Teaching basic material in school—reading, writing, arithmetic—is simple if we give up the idea that we teach subjects at a certain grade level at a certain time. Students want to learn to read, write, compute, and learn about science and history as a way of understanding and coping with the world. Coping efficiently is one of the brain’s major motivations. Most of the academic material can be taught easily if we are wise about the implications of brain-based learning. When we aren’t, we force the brain before it is ready or experiences a clear need.
An array of stimulating experiences by schools can stretch thinking, skills, and mental excitement. Teachers want to give their students stimulating experiences but are hampered by large classes, test-score emphasis, standardized curriculum, weak training programs, lack of support from the district, weak school leadership for innovation, and most of all, organizing students in age-based groups that ignore personal interests and questions.
Schools disregard different types of intelligence (mathematical, linguistic, artistic, intrapersonal, etc.) and different learning styles. Rita and Kenneth Dunn describe some twenty-plus personal preferences for maximum learning. They include environmental factors such as light, temperature, and sound, and continue with emotional, sociological, physical, and psychological preferences.
For example, some people prefer music in the background while studying; others prefer silence. Some prefer working with another person, while others prefer working alone. Some like sitting in a firm chair; others sit on a soft sofa, others sprawl on the floor. Such factors limit learning in one-size-fits-all programs. Conventional schools as presently constituted are ill-suited to manage such variations. Few schools recognize these differences, and fewer apply them.
As if different intelligences and learning styles were not enough of a challenge for schools, a student’s perception of being disliked can completely derail learning. The book I Won’t Learn from You by Herb Kohl describes students who simply turn off because they sense, rightly or wrongly, that their teachers or the school in its entirety dislike them. The reason for the perception might be racism or sexism, as well as such factors as disabilities, clothing, poverty, slow-learning patterns, and disregard for their interests. People, especially children, must perceive emotional acceptance (even love) from others for maximum learning, as in the saying, “Students don’t care how much you know until they know how much you care.”

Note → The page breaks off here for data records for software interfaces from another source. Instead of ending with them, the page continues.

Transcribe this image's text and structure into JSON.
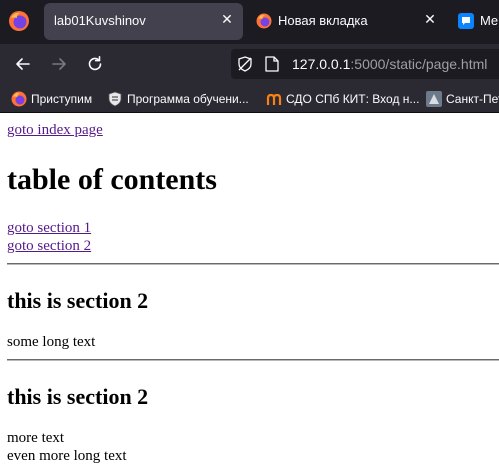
{
  "browser": {
    "tabs": [
      {
        "title": "lab01Kuvshinov",
        "active": true,
        "close": "✕"
      },
      {
        "title": "Новая вкладка",
        "active": false,
        "close": "✕"
      },
      {
        "title": "Me",
        "active": false
      }
    ],
    "url": {
      "host": "127.0.0.1",
      "rest": ":5000/static/page.html"
    },
    "bookmarks": [
      {
        "label": "Приступим",
        "icon": "firefox-icon"
      },
      {
        "label": "Программа обучени...",
        "icon": "shield-icon"
      },
      {
        "label": "СДО СПб КИТ: Вход н...",
        "icon": "moodle-icon"
      },
      {
        "label": "Санкт-Пет",
        "icon": "site-icon"
      }
    ],
    "colors": {
      "chrome_dark": "#1c1b22",
      "chrome_mid": "#2b2a33",
      "active_tab": "#42414d"
    }
  },
  "page": {
    "index_link": "goto index page",
    "toc_title": "table of contents",
    "toc_links": [
      "goto section 1",
      "goto section 2"
    ],
    "sections": [
      {
        "heading": "this is section 2",
        "paragraphs": [
          "some long text"
        ]
      },
      {
        "heading": "this is section 2",
        "paragraphs": [
          "more text",
          "even more long text"
        ]
      }
    ],
    "colors": {
      "link": "#551a8b"
    }
  }
}
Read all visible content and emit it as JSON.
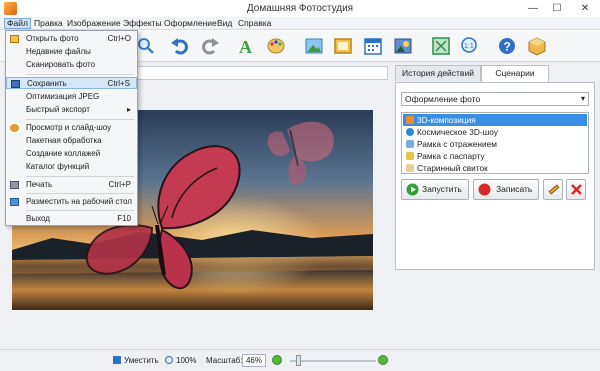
{
  "window": {
    "title": "Домашняя Фотостудия",
    "min": "—",
    "max": "☐",
    "close": "✕"
  },
  "menubar": [
    "Файл",
    "Правка",
    "Изображение",
    "Эффекты",
    "Оформление",
    "Вид",
    "Справка"
  ],
  "file_menu": {
    "items": [
      {
        "label": "Открыть фото",
        "shortcut": "Ctrl+O",
        "icon": "folder-open-icon"
      },
      {
        "label": "Недавние файлы",
        "shortcut": ""
      },
      {
        "label": "Сканировать фото",
        "shortcut": ""
      },
      {
        "label": "Сохранить",
        "shortcut": "Ctrl+S",
        "icon": "save-icon",
        "highlighted": true
      },
      {
        "label": "Оптимизация JPEG",
        "shortcut": ""
      },
      {
        "label": "Быстрый экспорт",
        "shortcut": "▸"
      },
      {
        "label": "Просмотр и слайд-шоу",
        "shortcut": "",
        "icon": "slideshow-icon"
      },
      {
        "label": "Пакетная обработка",
        "shortcut": ""
      },
      {
        "label": "Создание коллажей",
        "shortcut": ""
      },
      {
        "label": "Каталог функций",
        "shortcut": ""
      },
      {
        "label": "Печать",
        "shortcut": "Ctrl+P",
        "icon": "print-icon"
      },
      {
        "label": "Разместить на рабочий стол",
        "shortcut": "",
        "icon": "desktop-icon"
      },
      {
        "label": "Выход",
        "shortcut": "F10"
      }
    ]
  },
  "toolbar": [
    "zoom-icon",
    "undo-icon",
    "redo-icon",
    "text-icon",
    "palette-icon",
    "image-icon",
    "frame-icon",
    "calendar-icon",
    "photo-icon",
    "fit-icon",
    "actual-size-icon",
    "help-icon",
    "box-icon"
  ],
  "right_panel": {
    "tabs": [
      "История действий",
      "Сценарии"
    ],
    "active_tab": "Сценарии",
    "dropdown_value": "Оформление фото",
    "scenarios": [
      {
        "label": "3D-композиция",
        "selected": true
      },
      {
        "label": "Космическое 3D-шоу",
        "selected": false
      },
      {
        "label": "Рамка с отражением",
        "selected": false
      },
      {
        "label": "Рамка с паспарту",
        "selected": false
      },
      {
        "label": "Старинный свиток",
        "selected": false
      }
    ],
    "play_label": "Запустить",
    "record_label": "Записать"
  },
  "status": {
    "fit_label": "Уместить",
    "actual_label": "100%",
    "zoom_label": "Масштаб:",
    "zoom_value": "46%"
  },
  "colors": {
    "accent": "#3a8ee6",
    "play": "#2fa234",
    "record": "#d62a2a"
  }
}
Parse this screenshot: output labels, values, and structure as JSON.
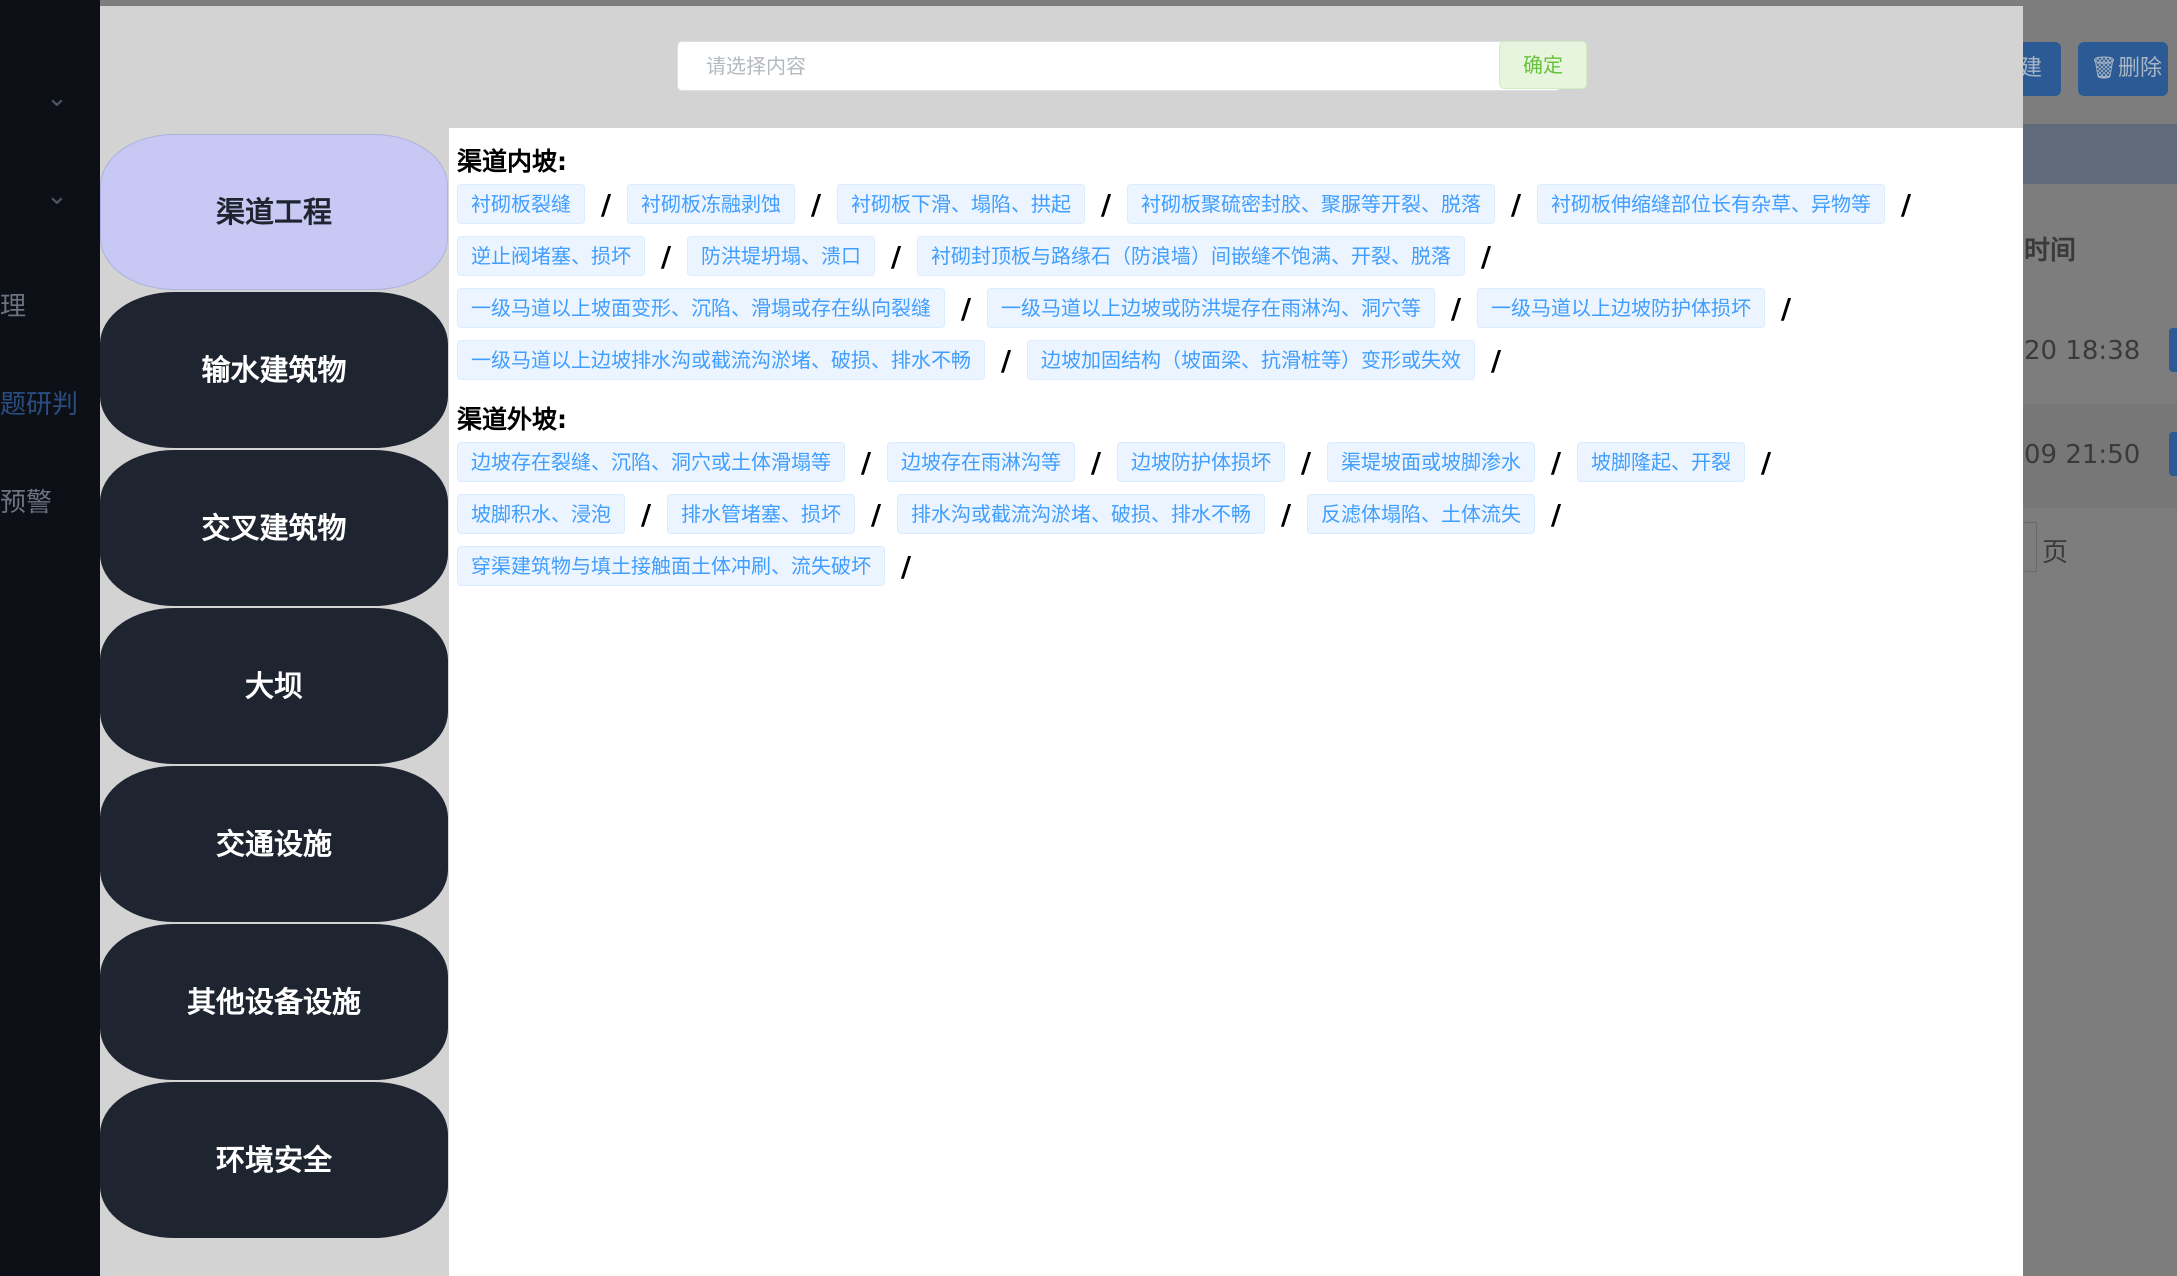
{
  "background": {
    "nav_labels": [
      "理",
      "题研判",
      "预警"
    ],
    "new_button_label": "建",
    "delete_button_label": "删除",
    "table_header": "时间",
    "row_times": [
      "20 18:38",
      "09 21:50"
    ],
    "page_label": "页"
  },
  "modal": {
    "search": {
      "placeholder": "请选择内容",
      "value": ""
    },
    "confirm_label": "确定",
    "categories": [
      {
        "label": "渠道工程",
        "active": true
      },
      {
        "label": "输水建筑物",
        "active": false
      },
      {
        "label": "交叉建筑物",
        "active": false
      },
      {
        "label": "大坝",
        "active": false
      },
      {
        "label": "交通设施",
        "active": false
      },
      {
        "label": "其他设备设施",
        "active": false
      },
      {
        "label": "环境安全",
        "active": false
      }
    ],
    "separator": "/",
    "sections": [
      {
        "title": "渠道内坡:",
        "tags": [
          "衬砌板裂缝",
          "衬砌板冻融剥蚀",
          "衬砌板下滑、塌陷、拱起",
          "衬砌板聚硫密封胶、聚脲等开裂、脱落",
          "衬砌板伸缩缝部位长有杂草、异物等",
          "逆止阀堵塞、损坏",
          "防洪堤坍塌、溃口",
          "衬砌封顶板与路缘石（防浪墙）间嵌缝不饱满、开裂、脱落",
          "一级马道以上坡面变形、沉陷、滑塌或存在纵向裂缝",
          "一级马道以上边坡或防洪堤存在雨淋沟、洞穴等",
          "一级马道以上边坡防护体损坏",
          "一级马道以上边坡排水沟或截流沟淤堵、破损、排水不畅",
          "边坡加固结构（坡面梁、抗滑桩等）变形或失效"
        ]
      },
      {
        "title": "渠道外坡:",
        "tags": [
          "边坡存在裂缝、沉陷、洞穴或土体滑塌等",
          "边坡存在雨淋沟等",
          "边坡防护体损坏",
          "渠堤坡面或坡脚渗水",
          "坡脚隆起、开裂",
          "坡脚积水、浸泡",
          "排水管堵塞、损坏",
          "排水沟或截流沟淤堵、破损、排水不畅",
          "反滤体塌陷、土体流失",
          "穿渠建筑物与填土接触面土体冲刷、流失破坏"
        ]
      }
    ]
  }
}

Every student must be treated with positive, unconditional regard to avoid activating the brain’s fight-or-flight mechanism. Each student must be prized and honored. While this may be common sense, research has verified that when teachers know their students and find ways to engage them behaviorally, emotionally, and cognitively, achievement increases. A positive school climate, where students feel safe, experience constructive relationships, are engaged, and find adequate resources, validate positive youth development.
Excerpted from School Transformation by Wayne Jennings